126Supplementary submission to the Senate Gene Patent Inquiry by Professors Sarnoff, Kahn and Andrews; KSR International Inc v Teleflex Corp 127 S. Ct. 1727 (2007); and In re Kubin 2008-1184 (Fed. Cir. 3 April 2009). The protein in question in the Kubin case had already been identified and the prior art suggested that the protein plays a role in human immune response.
127ALRC, Genes and Ingenuity, recommendation 6-3.
128 Patents Bill, New Zealand Government Bill 235-1, section 10.
129UK Intellectual Property Office, Examination Guidelines for Patent Applications relating toBiotechnical Inventions in the Intellectual Property Office, April 2009, paragraph 54.
130Paragraph 18(1) (c) of the Patents Act 1990 states that a patentable invention must be useful. Section 45 of the Act sets out the grounds for examination of a patent application. Paragraph 18(1) (c) is not included in these grounds for examination. See Australian Patent Office Manual of Practice and Procedures, Vol 2, paragraph 2.9.4.
131ALRC, Genes and Ingenuity, pages 185-189.

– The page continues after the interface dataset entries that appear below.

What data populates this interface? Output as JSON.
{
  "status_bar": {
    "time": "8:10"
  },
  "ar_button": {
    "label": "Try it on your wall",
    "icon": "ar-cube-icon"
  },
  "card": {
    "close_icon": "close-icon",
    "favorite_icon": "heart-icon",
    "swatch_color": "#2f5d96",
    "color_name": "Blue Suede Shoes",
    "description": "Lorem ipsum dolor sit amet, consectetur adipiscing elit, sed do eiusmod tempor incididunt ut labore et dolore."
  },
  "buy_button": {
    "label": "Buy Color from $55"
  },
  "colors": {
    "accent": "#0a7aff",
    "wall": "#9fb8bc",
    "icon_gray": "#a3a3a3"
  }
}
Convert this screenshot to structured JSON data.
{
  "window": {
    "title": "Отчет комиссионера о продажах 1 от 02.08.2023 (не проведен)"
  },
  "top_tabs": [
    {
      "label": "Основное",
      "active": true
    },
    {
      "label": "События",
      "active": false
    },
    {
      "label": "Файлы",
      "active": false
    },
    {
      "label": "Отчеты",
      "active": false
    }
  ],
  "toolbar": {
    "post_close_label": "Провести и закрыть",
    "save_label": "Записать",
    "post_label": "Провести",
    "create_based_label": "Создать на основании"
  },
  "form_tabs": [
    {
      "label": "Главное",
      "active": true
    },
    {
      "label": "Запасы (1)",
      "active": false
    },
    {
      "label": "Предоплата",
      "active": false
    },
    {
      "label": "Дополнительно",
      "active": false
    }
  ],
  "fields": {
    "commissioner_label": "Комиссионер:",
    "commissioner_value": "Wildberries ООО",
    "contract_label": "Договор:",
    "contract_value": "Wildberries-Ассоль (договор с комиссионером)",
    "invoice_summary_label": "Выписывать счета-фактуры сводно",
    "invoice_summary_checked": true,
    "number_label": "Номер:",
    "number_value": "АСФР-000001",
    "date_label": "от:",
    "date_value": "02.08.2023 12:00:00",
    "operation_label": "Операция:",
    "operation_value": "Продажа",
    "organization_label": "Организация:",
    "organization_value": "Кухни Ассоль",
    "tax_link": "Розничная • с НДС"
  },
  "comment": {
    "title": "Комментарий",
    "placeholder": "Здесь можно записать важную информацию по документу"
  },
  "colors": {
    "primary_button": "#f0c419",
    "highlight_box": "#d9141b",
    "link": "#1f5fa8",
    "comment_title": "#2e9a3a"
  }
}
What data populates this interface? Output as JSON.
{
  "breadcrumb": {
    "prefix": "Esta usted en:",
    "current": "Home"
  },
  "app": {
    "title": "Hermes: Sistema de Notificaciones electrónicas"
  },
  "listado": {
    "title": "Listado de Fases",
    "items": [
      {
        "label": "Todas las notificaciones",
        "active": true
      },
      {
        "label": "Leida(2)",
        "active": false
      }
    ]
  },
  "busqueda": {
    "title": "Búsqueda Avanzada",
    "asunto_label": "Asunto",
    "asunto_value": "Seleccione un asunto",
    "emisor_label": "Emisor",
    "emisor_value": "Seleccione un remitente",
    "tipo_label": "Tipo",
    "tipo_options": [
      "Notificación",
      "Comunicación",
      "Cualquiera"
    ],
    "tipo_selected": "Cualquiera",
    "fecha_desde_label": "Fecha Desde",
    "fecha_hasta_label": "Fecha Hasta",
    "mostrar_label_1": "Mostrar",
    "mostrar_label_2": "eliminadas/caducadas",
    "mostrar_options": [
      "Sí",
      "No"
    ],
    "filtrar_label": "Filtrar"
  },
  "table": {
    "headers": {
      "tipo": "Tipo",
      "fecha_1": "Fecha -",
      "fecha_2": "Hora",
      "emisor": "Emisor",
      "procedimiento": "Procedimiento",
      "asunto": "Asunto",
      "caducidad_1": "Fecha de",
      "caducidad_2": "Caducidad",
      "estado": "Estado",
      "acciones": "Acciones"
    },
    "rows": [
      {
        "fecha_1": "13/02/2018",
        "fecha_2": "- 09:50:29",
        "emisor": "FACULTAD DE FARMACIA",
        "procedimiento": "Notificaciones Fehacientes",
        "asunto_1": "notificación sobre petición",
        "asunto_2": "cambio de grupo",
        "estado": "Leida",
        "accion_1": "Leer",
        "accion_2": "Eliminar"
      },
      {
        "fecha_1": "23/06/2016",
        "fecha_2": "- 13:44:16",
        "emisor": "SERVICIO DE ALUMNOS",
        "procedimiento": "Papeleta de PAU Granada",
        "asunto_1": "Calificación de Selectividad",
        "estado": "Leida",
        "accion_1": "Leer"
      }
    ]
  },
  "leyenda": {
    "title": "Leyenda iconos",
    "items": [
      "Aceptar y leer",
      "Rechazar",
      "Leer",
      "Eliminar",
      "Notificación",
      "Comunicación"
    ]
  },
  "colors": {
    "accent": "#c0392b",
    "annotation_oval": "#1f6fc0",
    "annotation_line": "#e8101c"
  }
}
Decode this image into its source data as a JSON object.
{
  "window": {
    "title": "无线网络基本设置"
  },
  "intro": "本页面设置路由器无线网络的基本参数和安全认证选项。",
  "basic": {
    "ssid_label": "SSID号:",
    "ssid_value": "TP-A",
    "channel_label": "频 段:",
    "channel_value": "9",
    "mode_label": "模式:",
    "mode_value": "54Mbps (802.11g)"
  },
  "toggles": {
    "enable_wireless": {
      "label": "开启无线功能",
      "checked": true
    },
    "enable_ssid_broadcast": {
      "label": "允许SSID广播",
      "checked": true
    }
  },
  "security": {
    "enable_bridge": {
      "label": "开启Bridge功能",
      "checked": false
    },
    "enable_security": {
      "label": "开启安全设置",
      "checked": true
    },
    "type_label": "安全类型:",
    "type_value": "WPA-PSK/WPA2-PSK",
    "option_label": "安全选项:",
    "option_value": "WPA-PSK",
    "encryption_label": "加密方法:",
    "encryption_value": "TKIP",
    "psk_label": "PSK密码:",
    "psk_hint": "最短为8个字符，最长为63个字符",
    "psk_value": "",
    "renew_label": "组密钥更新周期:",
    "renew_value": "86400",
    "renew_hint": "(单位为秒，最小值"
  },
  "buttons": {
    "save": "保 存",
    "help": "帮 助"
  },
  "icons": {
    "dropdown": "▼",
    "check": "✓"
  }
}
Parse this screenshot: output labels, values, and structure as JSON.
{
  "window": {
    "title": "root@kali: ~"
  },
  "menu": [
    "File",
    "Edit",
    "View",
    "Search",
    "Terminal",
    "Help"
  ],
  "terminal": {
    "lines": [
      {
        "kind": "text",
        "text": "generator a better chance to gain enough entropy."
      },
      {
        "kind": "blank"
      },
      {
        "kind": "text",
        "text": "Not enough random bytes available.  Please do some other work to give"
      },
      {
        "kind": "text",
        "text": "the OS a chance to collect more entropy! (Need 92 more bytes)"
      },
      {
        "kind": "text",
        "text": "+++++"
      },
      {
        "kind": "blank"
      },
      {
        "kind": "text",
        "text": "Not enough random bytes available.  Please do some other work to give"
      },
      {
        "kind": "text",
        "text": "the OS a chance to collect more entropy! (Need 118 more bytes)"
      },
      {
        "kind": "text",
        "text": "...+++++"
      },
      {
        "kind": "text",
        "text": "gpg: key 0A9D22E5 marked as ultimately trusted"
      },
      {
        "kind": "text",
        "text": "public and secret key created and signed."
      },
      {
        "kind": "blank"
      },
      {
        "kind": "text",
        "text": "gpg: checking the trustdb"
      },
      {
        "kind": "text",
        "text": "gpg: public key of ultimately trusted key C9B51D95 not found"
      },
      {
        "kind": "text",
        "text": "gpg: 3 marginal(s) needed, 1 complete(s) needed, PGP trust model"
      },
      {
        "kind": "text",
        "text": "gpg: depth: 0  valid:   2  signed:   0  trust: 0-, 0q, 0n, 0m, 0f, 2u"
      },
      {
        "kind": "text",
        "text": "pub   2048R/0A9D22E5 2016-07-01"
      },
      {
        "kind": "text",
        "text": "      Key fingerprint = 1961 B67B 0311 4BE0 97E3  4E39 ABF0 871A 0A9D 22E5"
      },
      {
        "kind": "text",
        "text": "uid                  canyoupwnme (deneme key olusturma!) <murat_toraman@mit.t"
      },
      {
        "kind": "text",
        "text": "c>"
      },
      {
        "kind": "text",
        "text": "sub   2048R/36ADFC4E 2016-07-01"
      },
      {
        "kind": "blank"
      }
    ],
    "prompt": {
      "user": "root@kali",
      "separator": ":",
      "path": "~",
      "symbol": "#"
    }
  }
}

132The Norwegian Patents Act provides an exception to patentability for inventions contrary to ordre public or morality (section 1b). The Act also provides for an Ethics Committee in Patent Cases appointed by the King. The ethics committee may be consulted during examination (section 15a), opposition (section 25) or in legal proceedings or administrative review of grant (sections 52a and 52d). The Norwegian Patent Regulations set out the rules for the committee in chapter 15.
133Jostein Sandvik, Senior Legal Advisor, Norwegian Intellectual Property Office, Patent ethics in Norway, and Dag E. Helland, Chair, The Norwegian Committee on Ethics of Patenting, Patenting and ethical questions: What are the problems?, presentations given to the Wellcome Trust Workshop Is there a Future for Patent Ethics Committees?, Manchester, 13 May 2008, available athttp://www.sheffield.ac.uk/polopoly_fs/1.17887!/file/DagHelland.pdf (accessed 9 September 2009). See also the website for the Norwegian Advisory Board on the Ethical Aspects of Patenting - http://www.etikkom.no/In-English/Patent-Board/ (accessed 9 September 2009).
134The Maori Trade Marks Advisory Committee was established under section 177 of the New Zealand Trade Marks Act 2002 to advise the NZ Commissioner of Trade Marks as to the likely offensiveness of trade marks containing Maori text and imagery. The committee comprises 5 appointed members. Trade marks which contain Maori text or imagery are provided to the committee, which meets every three months. The committee advises on whether the trade marks would cause offence to Maoris. The advice is not binding on the Commissioner. In the first year, the Committee assessed 333 trade marks and considered that 8 needed more information or were likely to be offensive. See http://www.med.govt.nz/templates/ContentTopicSummary_ _1290.aspx (accessed 9 September 2009) and, Brandscape, AJ Park newsletter, 7 October 2005.
135The New Zealand Patents Bill 235-1 (2008), designed to replace the NZ Patents Act 1953, had its first reading in the New Zealand Parliament on 5 May 2009. See sections 14 and 275-278.
136Sections 50 and 51 of the Gene Technology Act 2000.
137ALRC, Genes and Ingenuity, page 203. The ALRC report discusses a mechanism to provide expert advice to patent examiners on technical issues on pages 202-205 and discusses an ethics advisory body on pages 185-189.